Playtime. You can’t just buy toys, you also need to be involved in playtime. Interactive play will make your cat very happy and without it, he might ignore all the toys. Aim for 10 minutes twice a day. This will also keep your cat fit.
Outdoor time. Not all cats can be leash trained, but I started with Leo when he was fairly young and just took him out every single day until he got used to it. It took three weeks, but now he goes for a daily “walk” which is really just a trip down the stairs and out to the condo garden where he likes to watch the birds and chase the bees.
I don’t recommend letting your cat out without a leash — cars, dogs, other cats, racoons, poisonous plants and household products and mean people all pose a very real threat to a city cat’s life. Balconies can be quite dangerous — don’t assume your cat won’t fall or jump off, especially if a bird flies by.
Get another cat. If you’re going to adopt a kitten, do yourself a favour and get two. It’s not much more work to have a pair and will save your sanity in the long run. Many people mistakenly think that cats are not social creatures, but in reality they are. Just because wild cats don’t hunt in packs doesn’t mean they don’t enjoy companionship.
It can be hard to introduce another cat if yours is already an adult. Proceed with caution and research how to properly introduce a new cat into your home before you get another cat. Having two cats that don’t get along living together is not fun and doesn’t help either cat.
Cat videos. Not videos of cats, videos for cats. Leo loves mouse hunt and rat tail bandit. He also sometimes enjoys fish tank and winter birds. Proceed with caution if your TV is at all unsteady — your cat will jump right up and interact with the screen during these games. Make sure he can’t knock it over and watch that he doesn’t scratch the screen. Don’t leave videos on when you’re not supervising.
Bird feeder.
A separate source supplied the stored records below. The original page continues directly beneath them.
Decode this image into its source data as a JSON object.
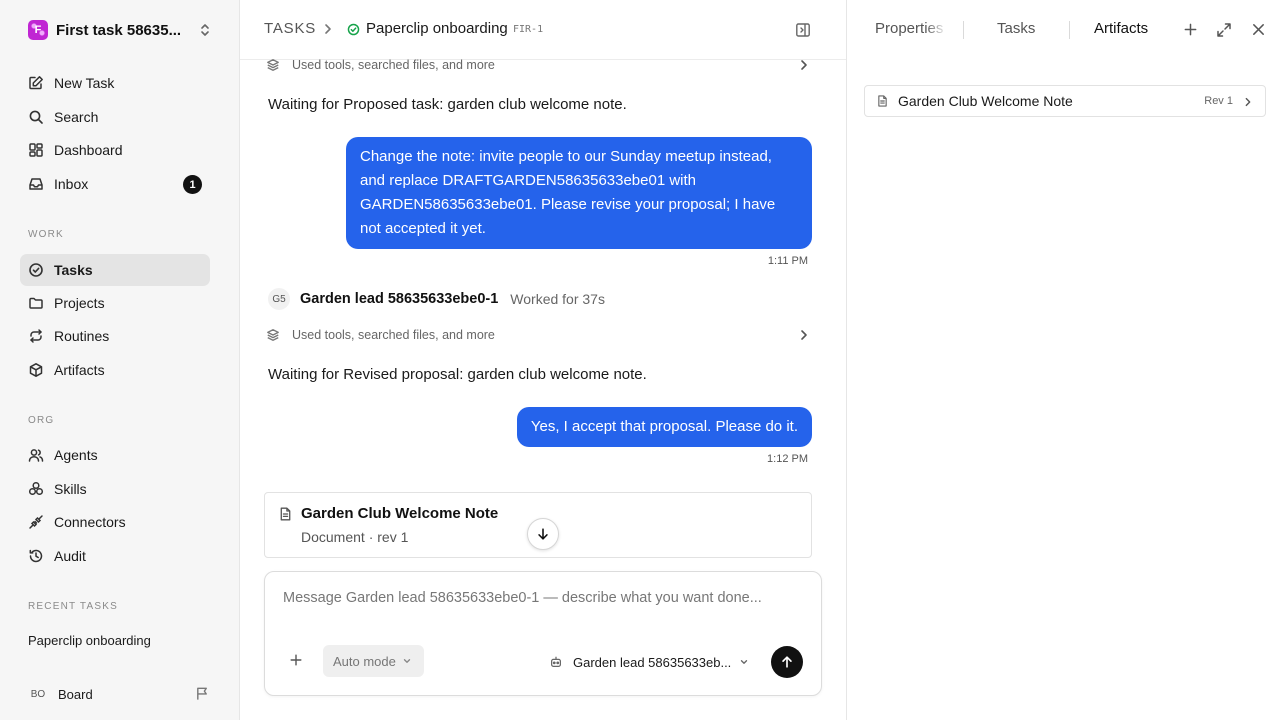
{
  "workspace": {
    "name": "First task 58635...",
    "logo_letter": "F"
  },
  "nav_primary": [
    {
      "label": "New Task",
      "icon": "edit-icon"
    },
    {
      "label": "Search",
      "icon": "search-icon"
    },
    {
      "label": "Dashboard",
      "icon": "dashboard-icon"
    },
    {
      "label": "Inbox",
      "icon": "inbox-icon",
      "badge": "1"
    }
  ],
  "sections": {
    "work": "WORK",
    "org": "ORG",
    "recent": "RECENT TASKS"
  },
  "nav_work": [
    {
      "label": "Tasks",
      "icon": "tasks-icon",
      "active": true
    },
    {
      "label": "Projects",
      "icon": "folder-icon"
    },
    {
      "label": "Routines",
      "icon": "repeat-icon"
    },
    {
      "label": "Artifacts",
      "icon": "box-icon"
    }
  ],
  "nav_org": [
    {
      "label": "Agents",
      "icon": "users-icon"
    },
    {
      "label": "Skills",
      "icon": "skills-icon"
    },
    {
      "label": "Connectors",
      "icon": "plug-icon"
    },
    {
      "label": "Audit",
      "icon": "history-icon"
    }
  ],
  "recent_tasks": [
    "Paperclip onboarding"
  ],
  "board": {
    "initials": "BO",
    "name": "Board"
  },
  "breadcrumb": {
    "root": "TASKS",
    "title": "Paperclip onboarding",
    "id": "FIR-1"
  },
  "conversation": {
    "tools_summary_1": "Used tools, searched files, and more",
    "waiting_1": "Waiting for Proposed task: garden club welcome note.",
    "user_msg_1": "Change the note: invite people to our Sunday meetup instead, and replace DRAFTGARDEN58635633ebe01 with GARDEN58635633ebe01. Please revise your proposal; I have not accepted it yet.",
    "time_1": "1:11 PM",
    "agent_initials": "G5",
    "agent_name": "Garden lead 58635633ebe0-1",
    "agent_worked": "Worked for 37s",
    "tools_summary_2": "Used tools, searched files, and more",
    "waiting_2": "Waiting for Revised proposal: garden club welcome note.",
    "user_msg_2": "Yes, I accept that proposal. Please do it.",
    "time_2": "1:12 PM"
  },
  "doc_card": {
    "title": "Garden Club Welcome Note",
    "subtitle": "Document · rev 1"
  },
  "composer": {
    "placeholder": "Message Garden lead 58635633ebe0-1 — describe what you want done...",
    "value": "",
    "mode": "Auto mode",
    "agent": "Garden lead 58635633eb..."
  },
  "right_panel": {
    "tabs": [
      "Properties",
      "Tasks",
      "Artifacts"
    ],
    "active_tab": "Artifacts",
    "artifacts": [
      {
        "title": "Garden Club Welcome Note",
        "rev": "Rev 1"
      }
    ]
  },
  "colors": {
    "accent": "#2563eb",
    "active_nav": "#e4e4e4",
    "status_done": "#16a34a",
    "logo": "#c026d3"
  }
}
Not at all appropriate if you have an outdoor cat because he will kill the birds. Indoor cats can sit for hours watching birds from the window. Make sure the window is closed so he doesn’t fall out. Also, if your cat is a bit slow witted, watch that he doesn’t run straight into the window and hurt himself.
Puzzle feeder. A puzzle feeder is usually a plastic ball with a small hole that you put dry kibble inside and your cat has to roll it around to make the food fall out. If you feed canned or raw food, you can buy tiny little porcelain or glass dishes and when you feed, hide 3–4 dishes of food around the house, so he has to “hunt” for his food.
And that’s how I cat-proofed my home from Leo the wire destroyer.
So you think I overdid it? I don’t. Electrical shock can result in terrible injuries and even death. It also cost me a fortune in damaged electrical equipment before I put a stop to his bad habit.
This work is licensed under a Creative Commons Attribution 4.0 International License. That means you can quote it, copy it or rewrite it for either commercial or personal use and all I ask is that you provide a link back to this article.